This is a fun activity that I liked to do every spring with my children as they were growing up. We would take scraps of fabric and permanent markers and draw pictures, write words, symbols, and blessings all over them. I would sew, staple, clip or string them up along a ribbon, twine or clothesline, hang them up on our porch or between trees, and allow the wind to carry our intentions, desires and wishes out to the world.
Young or old, prayer flags are a wonderful way to intentionally infuse the world with your positive energy, or to ask for blessings, and as the sun fades the fabric over the course of the year, know that your prayers have been received.
Think of it as a tea bag you are steeping in the air —creating atmospheric tea. See the picture at the top of this section for inspiration.
All you need are scrap squares of fabric (consider using recycled fabric from old clothing, worn out cloth napkins or scraps of fat quarters left over from sewing projects), permanent markers, a length of ribbon or twine, and a stapler, clothes pins, super glue, or a thread and needle (whichever way is easiest for you to attach the fabric squares along the ribbon or twine.)
If it’s warm enough, head outside armed with your supplies and settle into a nice area, grounded to the earth.

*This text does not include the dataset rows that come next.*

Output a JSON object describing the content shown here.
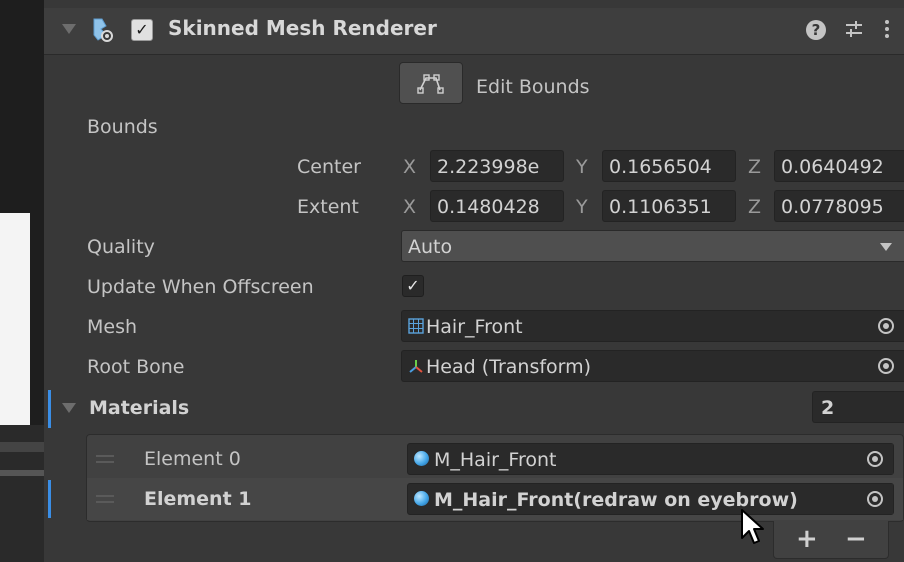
{
  "component": {
    "title": "Skinned Mesh Renderer",
    "enabled_check": "✓"
  },
  "edit_bounds": {
    "label": "Edit Bounds"
  },
  "bounds": {
    "label": "Bounds",
    "center": {
      "label": "Center",
      "x_label": "X",
      "y_label": "Y",
      "z_label": "Z",
      "x": "2.223998e",
      "y": "0.1656504",
      "z": "0.0640492"
    },
    "extent": {
      "label": "Extent",
      "x_label": "X",
      "y_label": "Y",
      "z_label": "Z",
      "x": "0.1480428",
      "y": "0.1106351",
      "z": "0.0778095"
    }
  },
  "quality": {
    "label": "Quality",
    "value": "Auto"
  },
  "update_when_offscreen": {
    "label": "Update When Offscreen",
    "checked": true,
    "check_glyph": "✓"
  },
  "mesh": {
    "label": "Mesh",
    "value": "Hair_Front"
  },
  "root_bone": {
    "label": "Root Bone",
    "value": "Head (Transform)"
  },
  "materials": {
    "label": "Materials",
    "count": "2",
    "items": [
      {
        "label": "Element 0",
        "value": "M_Hair_Front"
      },
      {
        "label": "Element 1",
        "value": "M_Hair_Front(redraw on eyebrow)"
      }
    ],
    "add_label": "+",
    "remove_label": "−"
  },
  "colors": {
    "panel": "#383838",
    "field": "#2a2a2a",
    "selection_accent": "#3a8ee6"
  }
}
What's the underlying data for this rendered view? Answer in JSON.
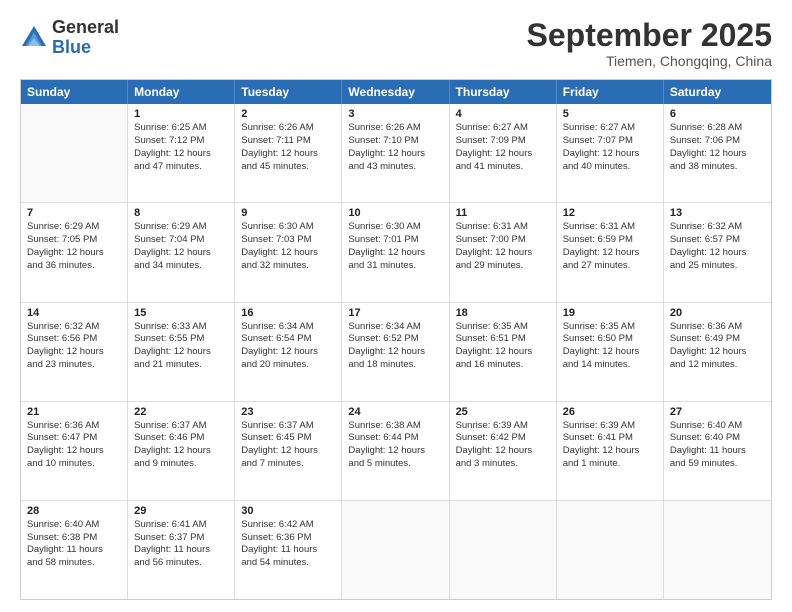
{
  "logo": {
    "general": "General",
    "blue": "Blue"
  },
  "header": {
    "month": "September 2025",
    "location": "Tiemen, Chongqing, China"
  },
  "days": [
    "Sunday",
    "Monday",
    "Tuesday",
    "Wednesday",
    "Thursday",
    "Friday",
    "Saturday"
  ],
  "weeks": [
    [
      {
        "day": "",
        "lines": []
      },
      {
        "day": "1",
        "lines": [
          "Sunrise: 6:25 AM",
          "Sunset: 7:12 PM",
          "Daylight: 12 hours",
          "and 47 minutes."
        ]
      },
      {
        "day": "2",
        "lines": [
          "Sunrise: 6:26 AM",
          "Sunset: 7:11 PM",
          "Daylight: 12 hours",
          "and 45 minutes."
        ]
      },
      {
        "day": "3",
        "lines": [
          "Sunrise: 6:26 AM",
          "Sunset: 7:10 PM",
          "Daylight: 12 hours",
          "and 43 minutes."
        ]
      },
      {
        "day": "4",
        "lines": [
          "Sunrise: 6:27 AM",
          "Sunset: 7:09 PM",
          "Daylight: 12 hours",
          "and 41 minutes."
        ]
      },
      {
        "day": "5",
        "lines": [
          "Sunrise: 6:27 AM",
          "Sunset: 7:07 PM",
          "Daylight: 12 hours",
          "and 40 minutes."
        ]
      },
      {
        "day": "6",
        "lines": [
          "Sunrise: 6:28 AM",
          "Sunset: 7:06 PM",
          "Daylight: 12 hours",
          "and 38 minutes."
        ]
      }
    ],
    [
      {
        "day": "7",
        "lines": [
          "Sunrise: 6:29 AM",
          "Sunset: 7:05 PM",
          "Daylight: 12 hours",
          "and 36 minutes."
        ]
      },
      {
        "day": "8",
        "lines": [
          "Sunrise: 6:29 AM",
          "Sunset: 7:04 PM",
          "Daylight: 12 hours",
          "and 34 minutes."
        ]
      },
      {
        "day": "9",
        "lines": [
          "Sunrise: 6:30 AM",
          "Sunset: 7:03 PM",
          "Daylight: 12 hours",
          "and 32 minutes."
        ]
      },
      {
        "day": "10",
        "lines": [
          "Sunrise: 6:30 AM",
          "Sunset: 7:01 PM",
          "Daylight: 12 hours",
          "and 31 minutes."
        ]
      },
      {
        "day": "11",
        "lines": [
          "Sunrise: 6:31 AM",
          "Sunset: 7:00 PM",
          "Daylight: 12 hours",
          "and 29 minutes."
        ]
      },
      {
        "day": "12",
        "lines": [
          "Sunrise: 6:31 AM",
          "Sunset: 6:59 PM",
          "Daylight: 12 hours",
          "and 27 minutes."
        ]
      },
      {
        "day": "13",
        "lines": [
          "Sunrise: 6:32 AM",
          "Sunset: 6:57 PM",
          "Daylight: 12 hours",
          "and 25 minutes."
        ]
      }
    ],
    [
      {
        "day": "14",
        "lines": [
          "Sunrise: 6:32 AM",
          "Sunset: 6:56 PM",
          "Daylight: 12 hours",
          "and 23 minutes."
        ]
      },
      {
        "day": "15",
        "lines": [
          "Sunrise: 6:33 AM",
          "Sunset: 6:55 PM",
          "Daylight: 12 hours",
          "and 21 minutes."
        ]
      },
      {
        "day": "16",
        "lines": [
          "Sunrise: 6:34 AM",
          "Sunset: 6:54 PM",
          "Daylight: 12 hours",
          "and 20 minutes."
        ]
      },
      {
        "day": "17",
        "lines": [
          "Sunrise: 6:34 AM",
          "Sunset: 6:52 PM",
          "Daylight: 12 hours",
          "and 18 minutes."
        ]
      },
      {
        "day": "18",
        "lines": [
          "Sunrise: 6:35 AM",
          "Sunset: 6:51 PM",
          "Daylight: 12 hours",
          "and 16 minutes."
        ]
      },
      {
        "day": "19",
        "lines": [
          "Sunrise: 6:35 AM",
          "Sunset: 6:50 PM",
          "Daylight: 12 hours",
          "and 14 minutes."
        ]
      },
      {
        "day": "20",
        "lines": [
          "Sunrise: 6:36 AM",
          "Sunset: 6:49 PM",
          "Daylight: 12 hours",
          "and 12 minutes."
        ]
      }
    ],
    [
      {
        "day": "21",
        "lines": [
          "Sunrise: 6:36 AM",
          "Sunset: 6:47 PM",
          "Daylight: 12 hours",
          "and 10 minutes."
        ]
      },
      {
        "day": "22",
        "lines": [
          "Sunrise: 6:37 AM",
          "Sunset: 6:46 PM",
          "Daylight: 12 hours",
          "and 9 minutes."
        ]
      },
      {
        "day": "23",
        "lines": [
          "Sunrise: 6:37 AM",
          "Sunset: 6:45 PM",
          "Daylight: 12 hours",
          "and 7 minutes."
        ]
      },
      {
        "day": "24",
        "lines": [
          "Sunrise: 6:38 AM",
          "Sunset: 6:44 PM",
          "Daylight: 12 hours",
          "and 5 minutes."
        ]
      },
      {
        "day": "25",
        "lines": [
          "Sunrise: 6:39 AM",
          "Sunset: 6:42 PM",
          "Daylight: 12 hours",
          "and 3 minutes."
        ]
      },
      {
        "day": "26",
        "lines": [
          "Sunrise: 6:39 AM",
          "Sunset: 6:41 PM",
          "Daylight: 12 hours",
          "and 1 minute."
        ]
      },
      {
        "day": "27",
        "lines": [
          "Sunrise: 6:40 AM",
          "Sunset: 6:40 PM",
          "Daylight: 11 hours",
          "and 59 minutes."
        ]
      }
    ],
    [
      {
        "day": "28",
        "lines": [
          "Sunrise: 6:40 AM",
          "Sunset: 6:38 PM",
          "Daylight: 11 hours",
          "and 58 minutes."
        ]
      },
      {
        "day": "29",
        "lines": [
          "Sunrise: 6:41 AM",
          "Sunset: 6:37 PM",
          "Daylight: 11 hours",
          "and 56 minutes."
        ]
      },
      {
        "day": "30",
        "lines": [
          "Sunrise: 6:42 AM",
          "Sunset: 6:36 PM",
          "Daylight: 11 hours",
          "and 54 minutes."
        ]
      },
      {
        "day": "",
        "lines": []
      },
      {
        "day": "",
        "lines": []
      },
      {
        "day": "",
        "lines": []
      },
      {
        "day": "",
        "lines": []
      }
    ]
  ]
}
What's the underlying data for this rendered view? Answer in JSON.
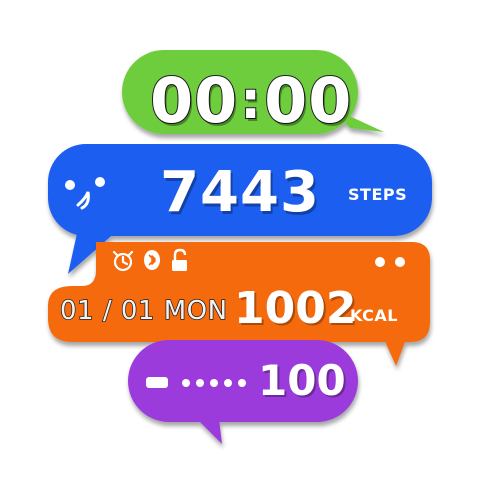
{
  "watch_face": {
    "time": {
      "hours": "00",
      "separator": ":",
      "minutes": "00"
    },
    "steps": {
      "value": "7443",
      "label": "STEPS"
    },
    "status_icons": [
      "alarm-icon",
      "bluetooth-icon",
      "unlock-icon"
    ],
    "date": {
      "text": "01 / 01 MON"
    },
    "calories": {
      "value": "1002",
      "label": "KCAL"
    },
    "battery": {
      "value": "100",
      "dots": 5
    },
    "colors": {
      "time_bubble": "#6ecd3c",
      "steps_bubble": "#1f5ef0",
      "info_bubble": "#f56a0c",
      "battery_bubble": "#9b3bdc"
    }
  }
}
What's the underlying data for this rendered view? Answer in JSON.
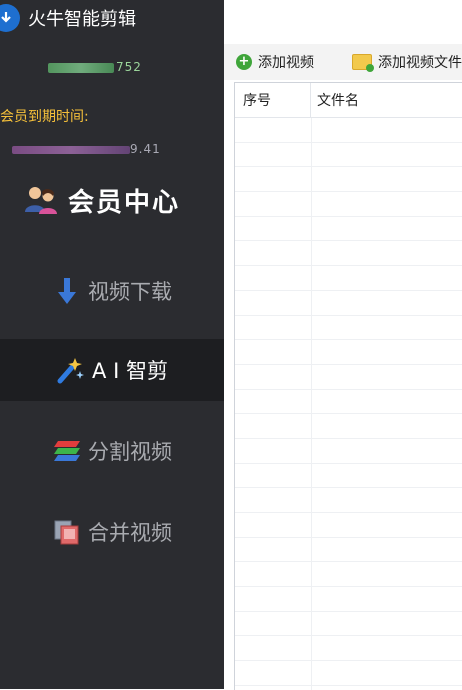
{
  "app": {
    "title": "火牛智能剪辑"
  },
  "user": {
    "id_suffix": "752",
    "member_label": "会员到期时间:",
    "member_time_suffix": "9.41"
  },
  "member_center": {
    "label": "会员中心"
  },
  "nav": [
    {
      "label": "视频下载",
      "icon": "download-arrow-icon",
      "active": false
    },
    {
      "label": "A I 智剪",
      "icon": "magic-wand-icon",
      "active": true
    },
    {
      "label": "分割视频",
      "icon": "split-layers-icon",
      "active": false
    },
    {
      "label": "合并视频",
      "icon": "merge-frames-icon",
      "active": false
    }
  ],
  "toolbar": {
    "add_video": "添加视频",
    "add_folder": "添加视频文件"
  },
  "table": {
    "columns": [
      "序号",
      "文件名"
    ]
  },
  "colors": {
    "sidebar_bg": "#2b2c30",
    "active_bg": "#1d1e21",
    "member_label": "#f5c03a",
    "add_green": "#3fa53a"
  }
}
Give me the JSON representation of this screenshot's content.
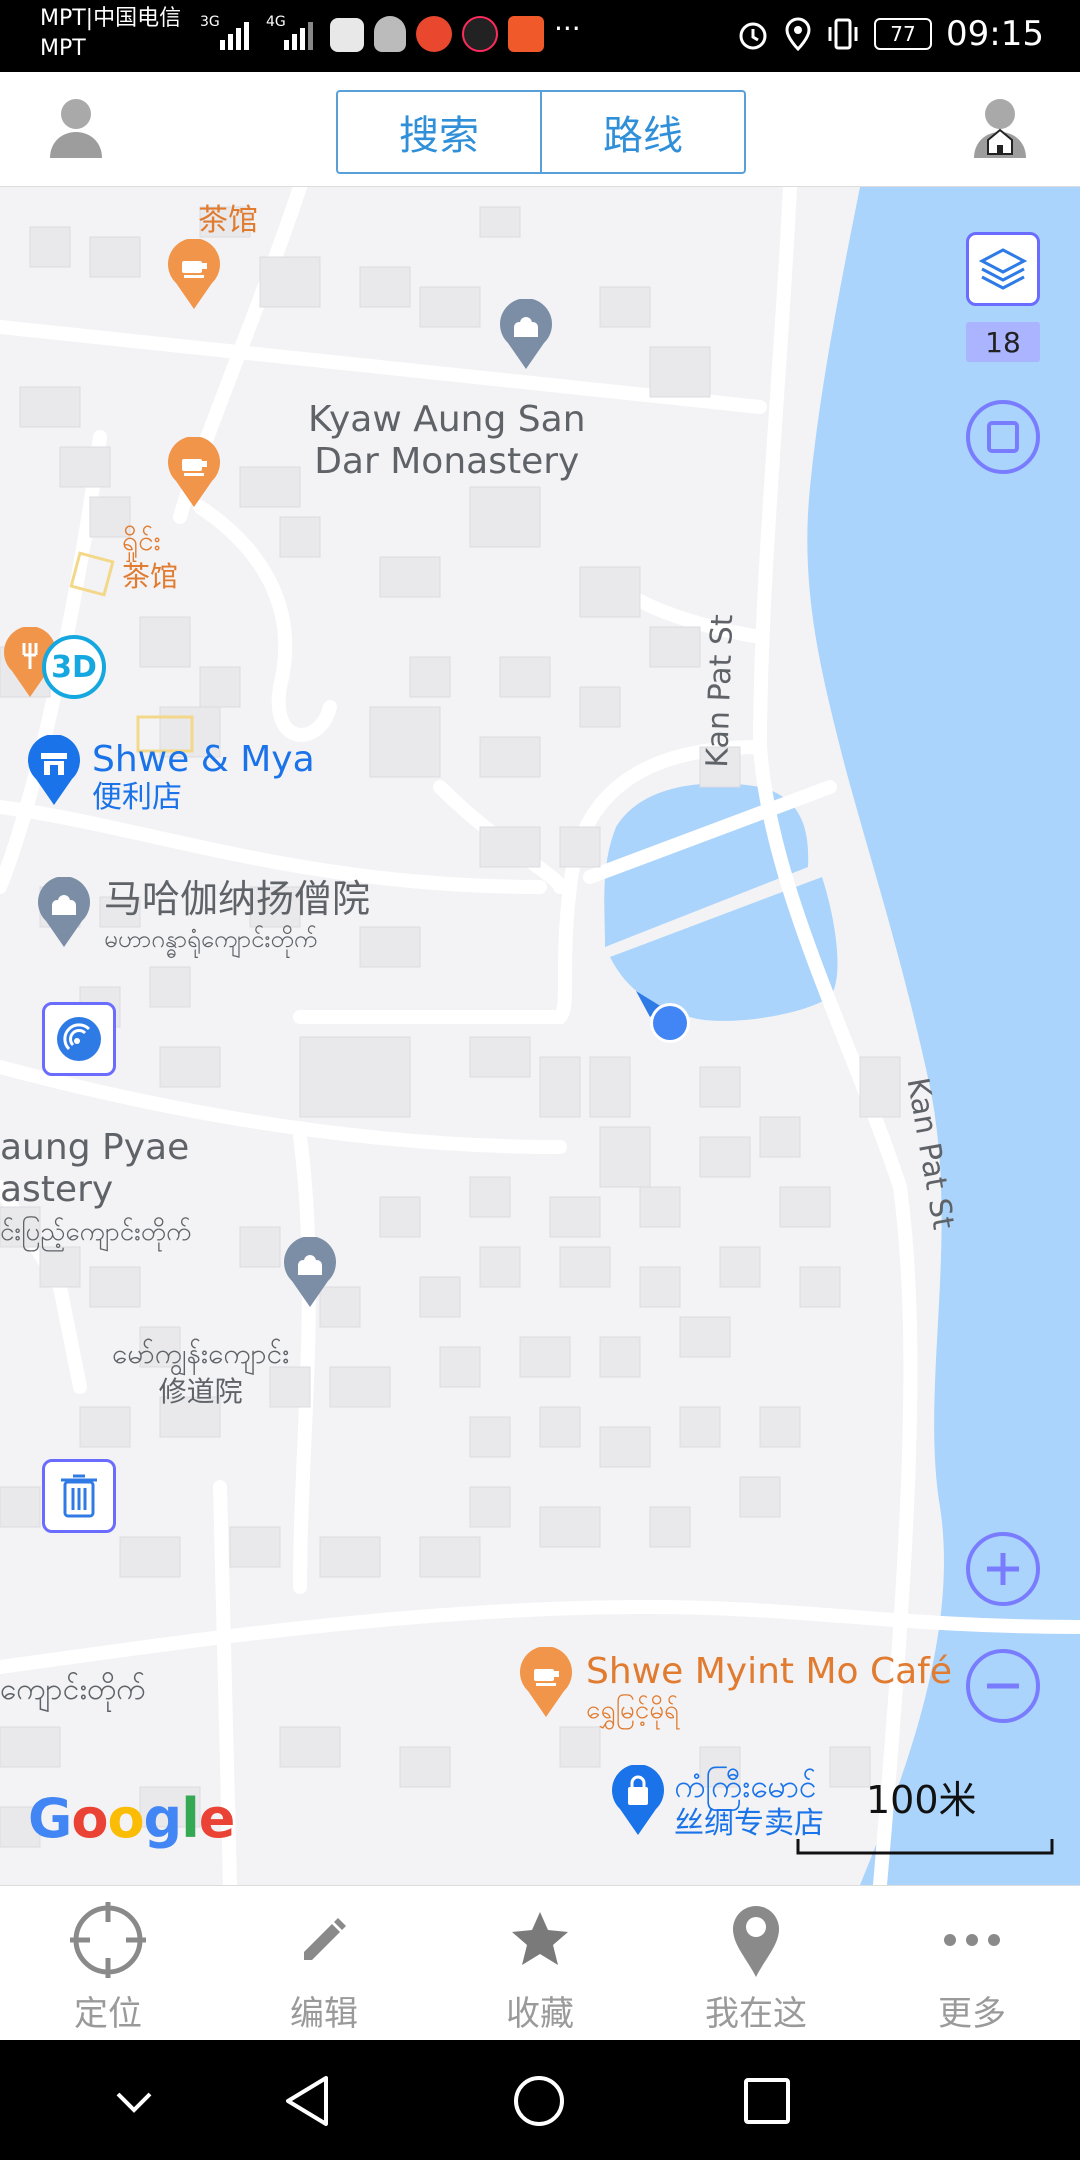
{
  "status_bar": {
    "carrier_line1": "MPT|中国电信",
    "carrier_line2": "MPT",
    "network_1": "3G",
    "network_2": "4G",
    "more": "···",
    "battery": "77",
    "time": "09:15"
  },
  "header": {
    "tabs": [
      "搜索",
      "路线"
    ]
  },
  "map": {
    "zoom_level": "18",
    "scale_label": "100米",
    "google_logo": "Google",
    "labels": {
      "teahouse_top": "茶馆",
      "monastery_en_1": "Kyaw Aung San",
      "monastery_en_2": "Dar Monastery",
      "teahouse_mm": "ရှိုင်း",
      "teahouse_cn": "茶馆",
      "shop_en": "Shwe & Mya",
      "shop_cn": "便利店",
      "maha_cn": "马哈伽纳扬僧院",
      "maha_mm": "မဟာဂန္ဓာရုံကျောင်းတိုက်",
      "pyae_en_1": "aung Pyae",
      "pyae_en_2": "astery",
      "pyae_mm": "င်းပြည့်ကျောင်းတိုက်",
      "convent_mm": "မော်ကျွန်းကျောင်း",
      "convent_cn": "修道院",
      "kanpat_1": "Kan Pat St",
      "kanpat_2": "Kan Pat St",
      "cafe_en": "Shwe Myint Mo Café",
      "cafe_mm": "ရွှေမြင့်မိုရ်",
      "silk_mm": "ကံကြီးမောင်",
      "silk_cn": "丝绸专卖店",
      "bottom_left_mm": "ကျောင်းတိုက်",
      "three_d": "3D"
    }
  },
  "bottom_nav": {
    "items": [
      {
        "label": "定位",
        "icon": "locate-icon"
      },
      {
        "label": "编辑",
        "icon": "pencil-icon"
      },
      {
        "label": "收藏",
        "icon": "star-icon"
      },
      {
        "label": "我在这",
        "icon": "pin-icon"
      },
      {
        "label": "更多",
        "icon": "more-icon"
      }
    ]
  },
  "colors": {
    "water": "#aad4fb",
    "accent": "#7a7cff",
    "tab_blue": "#2f8fd8"
  }
}
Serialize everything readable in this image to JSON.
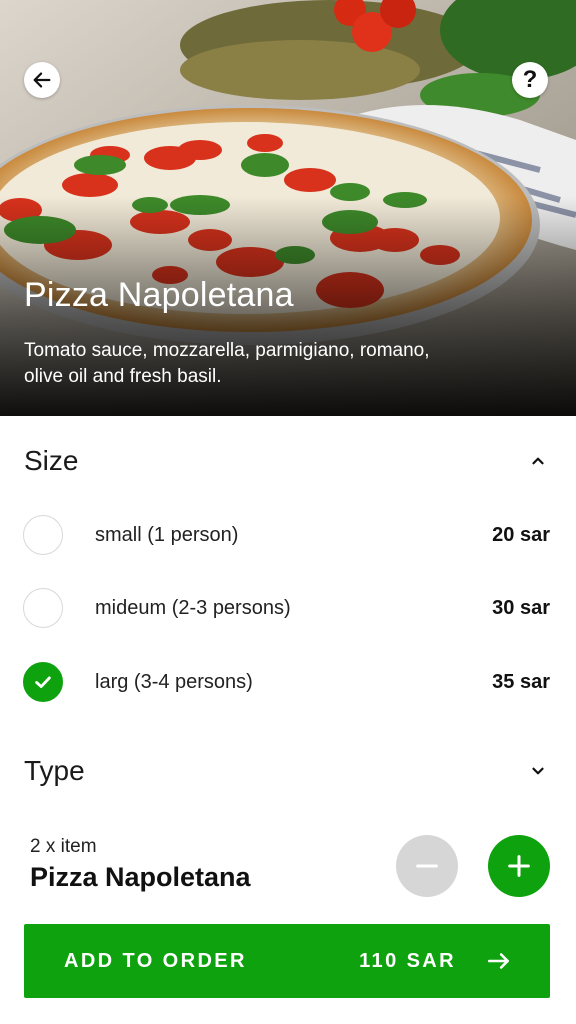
{
  "hero": {
    "title": "Pizza Napoletana",
    "description": "Tomato sauce, mozzarella, parmigiano, romano, olive oil and fresh basil."
  },
  "icons": {
    "back": "arrow-left-icon",
    "help": "question-mark-icon",
    "collapse": "chevron-up-icon",
    "expand": "chevron-down-icon",
    "check": "check-icon",
    "minus": "minus-icon",
    "plus": "plus-icon",
    "order_arrow": "arrow-right-icon"
  },
  "size_section": {
    "title": "Size",
    "expanded": true,
    "options": [
      {
        "label": "small (1 person)",
        "price": "20 sar",
        "selected": false
      },
      {
        "label": "mideum (2-3 persons)",
        "price": "30 sar",
        "selected": false
      },
      {
        "label": "larg (3-4 persons)",
        "price": "35 sar",
        "selected": true
      }
    ]
  },
  "type_section": {
    "title": "Type",
    "expanded": false
  },
  "summary": {
    "quantity_text": "2 x item",
    "item_name": "Pizza Napoletana"
  },
  "order_button": {
    "label": "ADD TO ORDER",
    "price": "110 SAR"
  },
  "colors": {
    "accent": "#0ea20e",
    "disabled": "#d6d6d6"
  }
}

A picnic table at your local park works well, your front door stoop, some steps you can sit on, slipping off shoes so bare feet rest on the ground.
With your energy centered and inward, call to mind blessings, words, symbols and images you would like to infuse the world with. Some ideas might include: love, peace, harmony, freedom, possibility, joy, abundance, unity. Even a simple heart or smiley face works. Draw, doodle, decorate, or simply write one word across each fabric scrap.
Once you have created a few prayer flags, simply clip onto a line using clothes pins, or fold the top edge of the fabric over a ribbon and staple, super glue, or sew. These prayer flags are wonderful hung between trees, along fence posts or porch railings, or even simply across an open window.
Enjoy the words and prayers being carried off into the atmosphere, knowing the have been acknowledged and added to the intentional design of our Universe. Allow your prayer flags to bleach and fade in the sun and wind and rain, and create new ones each year.
I share this idea for you today directly from my book: The Earth Prescription. If you loved this idea, there are hundreds more waiting for you, ideas that will ground you every season of the year no matter where you live. I’m so excited to share it with you. You can order it here:
Today try to nurture your connection to self, to others and to Spirit on many levels. Boosting your connections to others will actually protect your health, and particularly so when you are the one reaching out.
Write down any ideas that appeal to you, or bookmark this page to refer back to when you need a little inspiration or are feeling a little lonely.
And be sure you are signed up to receive my free newsletter so you don’t miss any of these uplifting holistic healing tips I send out each week, I’d love to support you too. My readers are a wonderful source of connection that I am incredibly grateful for in my own life, and I’d love you to be a part of this group.
If someone forwarded you this email so you could join in on this health routines mini-series with them, you can sign up on my homepage to get these tips delivered directly to your own inbox by clicking right here: